§ PROBLEM:
Reproduce the records that follow in full, excluding any picture they contain.

MATERIAL PROVIDED section start

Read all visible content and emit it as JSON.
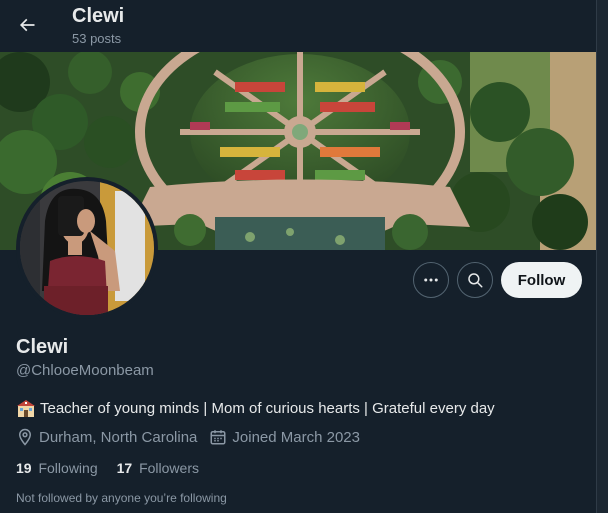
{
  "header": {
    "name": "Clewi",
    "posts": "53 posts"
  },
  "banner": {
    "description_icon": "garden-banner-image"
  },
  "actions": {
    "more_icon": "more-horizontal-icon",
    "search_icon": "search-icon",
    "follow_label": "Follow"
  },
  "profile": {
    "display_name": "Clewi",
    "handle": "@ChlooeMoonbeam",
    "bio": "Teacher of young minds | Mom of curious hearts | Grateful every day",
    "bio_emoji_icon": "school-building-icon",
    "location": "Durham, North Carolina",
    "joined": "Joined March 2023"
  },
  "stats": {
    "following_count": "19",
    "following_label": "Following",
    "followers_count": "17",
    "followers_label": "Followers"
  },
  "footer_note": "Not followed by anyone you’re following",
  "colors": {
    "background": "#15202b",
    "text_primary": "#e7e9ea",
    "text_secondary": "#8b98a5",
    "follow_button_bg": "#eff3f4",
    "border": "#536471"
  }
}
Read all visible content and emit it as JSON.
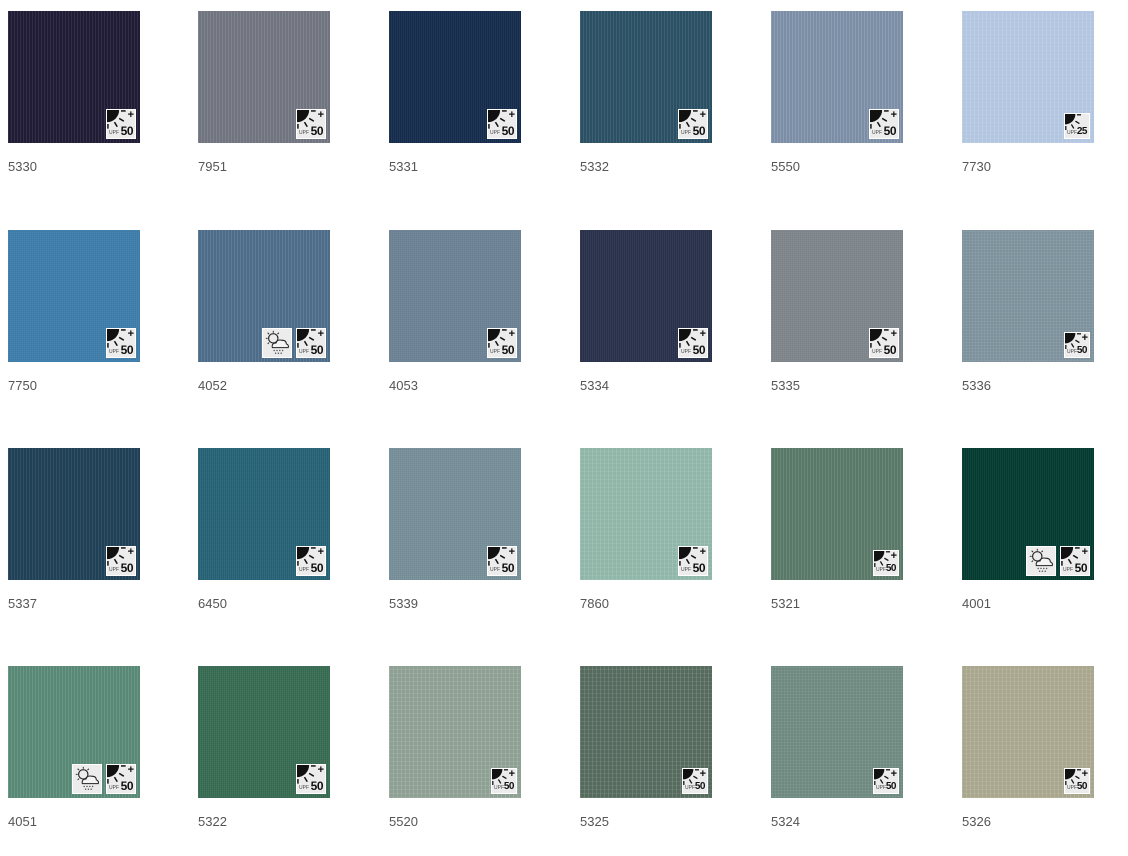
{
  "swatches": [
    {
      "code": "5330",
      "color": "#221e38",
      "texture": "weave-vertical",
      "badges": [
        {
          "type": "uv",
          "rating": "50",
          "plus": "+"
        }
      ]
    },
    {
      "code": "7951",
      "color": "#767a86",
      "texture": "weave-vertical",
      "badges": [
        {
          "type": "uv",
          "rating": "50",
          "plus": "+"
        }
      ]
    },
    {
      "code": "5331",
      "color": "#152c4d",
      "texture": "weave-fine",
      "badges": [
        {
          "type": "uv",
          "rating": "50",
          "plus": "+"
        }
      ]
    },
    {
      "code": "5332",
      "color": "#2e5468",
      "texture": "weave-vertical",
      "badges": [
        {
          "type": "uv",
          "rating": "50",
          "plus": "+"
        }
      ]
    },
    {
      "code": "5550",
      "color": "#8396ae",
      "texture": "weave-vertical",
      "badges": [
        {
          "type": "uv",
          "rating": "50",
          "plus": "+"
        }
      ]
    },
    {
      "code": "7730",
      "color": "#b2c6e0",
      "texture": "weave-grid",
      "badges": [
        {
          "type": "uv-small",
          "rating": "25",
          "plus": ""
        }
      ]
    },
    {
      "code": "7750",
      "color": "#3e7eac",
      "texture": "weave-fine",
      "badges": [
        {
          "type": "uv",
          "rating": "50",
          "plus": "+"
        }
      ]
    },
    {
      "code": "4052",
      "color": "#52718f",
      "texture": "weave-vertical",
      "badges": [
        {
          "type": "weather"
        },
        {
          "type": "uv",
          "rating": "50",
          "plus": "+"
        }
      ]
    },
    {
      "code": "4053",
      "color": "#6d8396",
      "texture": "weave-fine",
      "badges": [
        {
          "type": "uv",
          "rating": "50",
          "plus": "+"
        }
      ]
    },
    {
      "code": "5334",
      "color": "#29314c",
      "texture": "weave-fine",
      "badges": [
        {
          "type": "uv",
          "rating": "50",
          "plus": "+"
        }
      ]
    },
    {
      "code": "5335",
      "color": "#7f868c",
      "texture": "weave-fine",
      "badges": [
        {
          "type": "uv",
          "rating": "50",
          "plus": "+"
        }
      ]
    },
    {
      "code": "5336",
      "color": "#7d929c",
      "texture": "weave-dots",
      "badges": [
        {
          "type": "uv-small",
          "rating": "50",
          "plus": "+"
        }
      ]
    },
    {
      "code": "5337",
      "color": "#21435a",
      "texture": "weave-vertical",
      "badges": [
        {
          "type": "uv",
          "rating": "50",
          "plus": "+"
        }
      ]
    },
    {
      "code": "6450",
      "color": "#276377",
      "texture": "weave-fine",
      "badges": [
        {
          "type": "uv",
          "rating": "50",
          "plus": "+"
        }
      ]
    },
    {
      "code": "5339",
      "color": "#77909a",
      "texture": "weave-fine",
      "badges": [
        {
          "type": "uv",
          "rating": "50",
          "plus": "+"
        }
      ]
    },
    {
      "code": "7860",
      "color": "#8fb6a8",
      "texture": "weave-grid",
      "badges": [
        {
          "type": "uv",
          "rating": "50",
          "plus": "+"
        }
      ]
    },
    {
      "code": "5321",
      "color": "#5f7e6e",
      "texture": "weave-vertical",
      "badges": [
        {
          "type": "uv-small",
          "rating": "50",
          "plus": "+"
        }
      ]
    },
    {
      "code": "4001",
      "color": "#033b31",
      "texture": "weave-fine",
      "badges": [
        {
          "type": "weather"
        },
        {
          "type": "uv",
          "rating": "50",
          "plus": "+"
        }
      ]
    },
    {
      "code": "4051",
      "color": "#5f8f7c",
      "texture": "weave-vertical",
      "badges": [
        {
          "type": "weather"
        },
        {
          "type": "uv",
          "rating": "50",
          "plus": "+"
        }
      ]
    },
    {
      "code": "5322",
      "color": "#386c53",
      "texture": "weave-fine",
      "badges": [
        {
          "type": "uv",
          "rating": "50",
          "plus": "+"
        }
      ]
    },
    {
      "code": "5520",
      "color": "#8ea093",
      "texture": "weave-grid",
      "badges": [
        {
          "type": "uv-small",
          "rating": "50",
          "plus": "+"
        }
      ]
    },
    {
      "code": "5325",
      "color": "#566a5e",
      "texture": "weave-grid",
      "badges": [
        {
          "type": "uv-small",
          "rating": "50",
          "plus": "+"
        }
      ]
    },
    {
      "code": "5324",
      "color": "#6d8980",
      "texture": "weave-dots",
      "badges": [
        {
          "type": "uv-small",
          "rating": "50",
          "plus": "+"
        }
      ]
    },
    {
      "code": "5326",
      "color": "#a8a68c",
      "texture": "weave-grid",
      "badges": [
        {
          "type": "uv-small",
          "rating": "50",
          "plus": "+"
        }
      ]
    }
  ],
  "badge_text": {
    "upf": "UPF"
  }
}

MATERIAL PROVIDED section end

§ EXERCISE SOLUTION:
Read all visible content and emit it as JSON.
{
  "header": {
    "name": "Clewi",
    "posts": "53 posts"
  },
  "banner": {
    "description_icon": "garden-banner-image"
  },
  "actions": {
    "more_icon": "more-horizontal-icon",
    "search_icon": "search-icon",
    "follow_label": "Follow"
  },
  "profile": {
    "display_name": "Clewi",
    "handle": "@ChlooeMoonbeam",
    "bio": "Teacher of young minds | Mom of curious hearts | Grateful every day",
    "bio_emoji_icon": "school-building-icon",
    "location": "Durham, North Carolina",
    "joined": "Joined March 2023"
  },
  "stats": {
    "following_count": "19",
    "following_label": "Following",
    "followers_count": "17",
    "followers_label": "Followers"
  },
  "footer_note": "Not followed by anyone you’re following",
  "colors": {
    "background": "#15202b",
    "text_primary": "#e7e9ea",
    "text_secondary": "#8b98a5",
    "follow_button_bg": "#eff3f4",
    "border": "#536471"
  }
}
Read all visible content and emit it as JSON.
{
  "swatches": [
    {
      "code": "5330",
      "color": "#221e38",
      "texture": "weave-vertical",
      "badges": [
        {
          "type": "uv",
          "rating": "50",
          "plus": "+"
        }
      ]
    },
    {
      "code": "7951",
      "color": "#767a86",
      "texture": "weave-vertical",
      "badges": [
        {
          "type": "uv",
          "rating": "50",
          "plus": "+"
        }
      ]
    },
    {
      "code": "5331",
      "color": "#152c4d",
      "texture": "weave-fine",
      "badges": [
        {
          "type": "uv",
          "rating": "50",
          "plus": "+"
        }
      ]
    },
    {
      "code": "5332",
      "color": "#2e5468",
      "texture": "weave-vertical",
      "badges": [
        {
          "type": "uv",
          "rating": "50",
          "plus": "+"
        }
      ]
    },
    {
      "code": "5550",
      "color": "#8396ae",
      "texture": "weave-vertical",
      "badges": [
        {
          "type": "uv",
          "rating": "50",
          "plus": "+"
        }
      ]
    },
    {
      "code": "7730",
      "color": "#b2c6e0",
      "texture": "weave-grid",
      "badges": [
        {
          "type": "uv-small",
          "rating": "25",
          "plus": ""
        }
      ]
    },
    {
      "code": "7750",
      "color": "#3e7eac",
      "texture": "weave-fine",
      "badges": [
        {
          "type": "uv",
          "rating": "50",
          "plus": "+"
        }
      ]
    },
    {
      "code": "4052",
      "color": "#52718f",
      "texture": "weave-vertical",
      "badges": [
        {
          "type": "weather"
        },
        {
          "type": "uv",
          "rating": "50",
          "plus": "+"
        }
      ]
    },
    {
      "code": "4053",
      "color": "#6d8396",
      "texture": "weave-fine",
      "badges": [
        {
          "type": "uv",
          "rating": "50",
          "plus": "+"
        }
      ]
    },
    {
      "code": "5334",
      "color": "#29314c",
      "texture": "weave-fine",
      "badges": [
        {
          "type": "uv",
          "rating": "50",
          "plus": "+"
        }
      ]
    },
    {
      "code": "5335",
      "color": "#7f868c",
      "texture": "weave-fine",
      "badges": [
        {
          "type": "uv",
          "rating": "50",
          "plus": "+"
        }
      ]
    },
    {
      "code": "5336",
      "color": "#7d929c",
      "texture": "weave-dots",
      "badges": [
        {
          "type": "uv-small",
          "rating": "50",
          "plus": "+"
        }
      ]
    },
    {
      "code": "5337",
      "color": "#21435a",
      "texture": "weave-vertical",
      "badges": [
        {
          "type": "uv",
          "rating": "50",
          "plus": "+"
        }
      ]
    },
    {
      "code": "6450",
      "color": "#276377",
      "texture": "weave-fine",
      "badges": [
        {
          "type": "uv",
          "rating": "50",
          "plus": "+"
        }
      ]
    },
    {
      "code": "5339",
      "color": "#77909a",
      "texture": "weave-fine",
      "badges": [
        {
          "type": "uv",
          "rating": "50",
          "plus": "+"
        }
      ]
    },
    {
      "code": "7860",
      "color": "#8fb6a8",
      "texture": "weave-grid",
      "badges": [
        {
          "type": "uv",
          "rating": "50",
          "plus": "+"
        }
      ]
    },
    {
      "code": "5321",
      "color": "#5f7e6e",
      "texture": "weave-vertical",
      "badges": [
        {
          "type": "uv-small",
          "rating": "50",
          "plus": "+"
        }
      ]
    },
    {
      "code": "4001",
      "color": "#033b31",
      "texture": "weave-fine",
      "badges": [
        {
          "type": "weather"
        },
        {
          "type": "uv",
          "rating": "50",
          "plus": "+"
        }
      ]
    },
    {
      "code": "4051",
      "color": "#5f8f7c",
      "texture": "weave-vertical",
      "badges": [
        {
          "type": "weather"
        },
        {
          "type": "uv",
          "rating": "50",
          "plus": "+"
        }
      ]
    },
    {
      "code": "5322",
      "color": "#386c53",
      "texture": "weave-fine",
      "badges": [
        {
          "type": "uv",
          "rating": "50",
          "plus": "+"
        }
      ]
    },
    {
      "code": "5520",
      "color": "#8ea093",
      "texture": "weave-grid",
      "badges": [
        {
          "type": "uv-small",
          "rating": "50",
          "plus": "+"
        }
      ]
    },
    {
      "code": "5325",
      "color": "#566a5e",
      "texture": "weave-grid",
      "badges": [
        {
          "type": "uv-small",
          "rating": "50",
          "plus": "+"
        }
      ]
    },
    {
      "code": "5324",
      "color": "#6d8980",
      "texture": "weave-dots",
      "badges": [
        {
          "type": "uv-small",
          "rating": "50",
          "plus": "+"
        }
      ]
    },
    {
      "code": "5326",
      "color": "#a8a68c",
      "texture": "weave-grid",
      "badges": [
        {
          "type": "uv-small",
          "rating": "50",
          "plus": "+"
        }
      ]
    }
  ],
  "badge_text": {
    "upf": "UPF"
  }
}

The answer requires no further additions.